*WHAT YOU ARE ASKED TO DO*. Each line below should be repeated exactly as written, with no pictures carried over.

*DATASET CONTENT*.
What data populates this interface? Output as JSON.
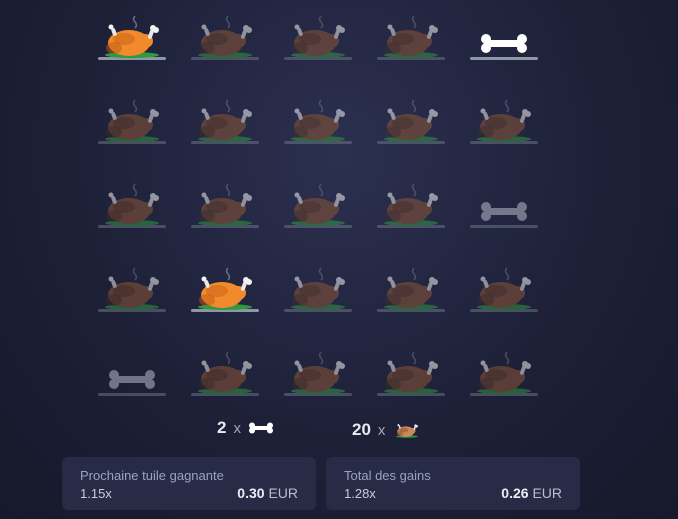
{
  "tiles": [
    [
      "turkey-revealed",
      "turkey",
      "turkey",
      "turkey",
      "bone-revealed"
    ],
    [
      "turkey",
      "turkey",
      "turkey",
      "turkey",
      "turkey"
    ],
    [
      "turkey",
      "turkey",
      "turkey",
      "turkey",
      "bone"
    ],
    [
      "turkey",
      "turkey-revealed",
      "turkey",
      "turkey",
      "turkey"
    ],
    [
      "bone",
      "turkey",
      "turkey",
      "turkey",
      "turkey"
    ]
  ],
  "summary": {
    "bones_count": "2",
    "bones_x": "x",
    "turkeys_count": "20",
    "turkeys_x": "x"
  },
  "next_tile": {
    "title": "Prochaine tuile gagnante",
    "multiplier": "1.15x",
    "amount": "0.30",
    "currency": "EUR"
  },
  "total": {
    "title": "Total des gains",
    "multiplier": "1.28x",
    "amount": "0.26",
    "currency": "EUR"
  },
  "colors": {
    "turkey_bright": "#f08a2c",
    "turkey_dark": "#8c5636",
    "bone": "#ffffff",
    "panel_bg": "#272b45"
  }
}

*WRITTEN RESPONSE*.
What data populates this interface? Output as JSON.
{
  "tiles": [
    [
      "turkey-revealed",
      "turkey",
      "turkey",
      "turkey",
      "bone-revealed"
    ],
    [
      "turkey",
      "turkey",
      "turkey",
      "turkey",
      "turkey"
    ],
    [
      "turkey",
      "turkey",
      "turkey",
      "turkey",
      "bone"
    ],
    [
      "turkey",
      "turkey-revealed",
      "turkey",
      "turkey",
      "turkey"
    ],
    [
      "bone",
      "turkey",
      "turkey",
      "turkey",
      "turkey"
    ]
  ],
  "summary": {
    "bones_count": "2",
    "bones_x": "x",
    "turkeys_count": "20",
    "turkeys_x": "x"
  },
  "next_tile": {
    "title": "Prochaine tuile gagnante",
    "multiplier": "1.15x",
    "amount": "0.30",
    "currency": "EUR"
  },
  "total": {
    "title": "Total des gains",
    "multiplier": "1.28x",
    "amount": "0.26",
    "currency": "EUR"
  },
  "colors": {
    "turkey_bright": "#f08a2c",
    "turkey_dark": "#8c5636",
    "bone": "#ffffff",
    "panel_bg": "#272b45"
  }
}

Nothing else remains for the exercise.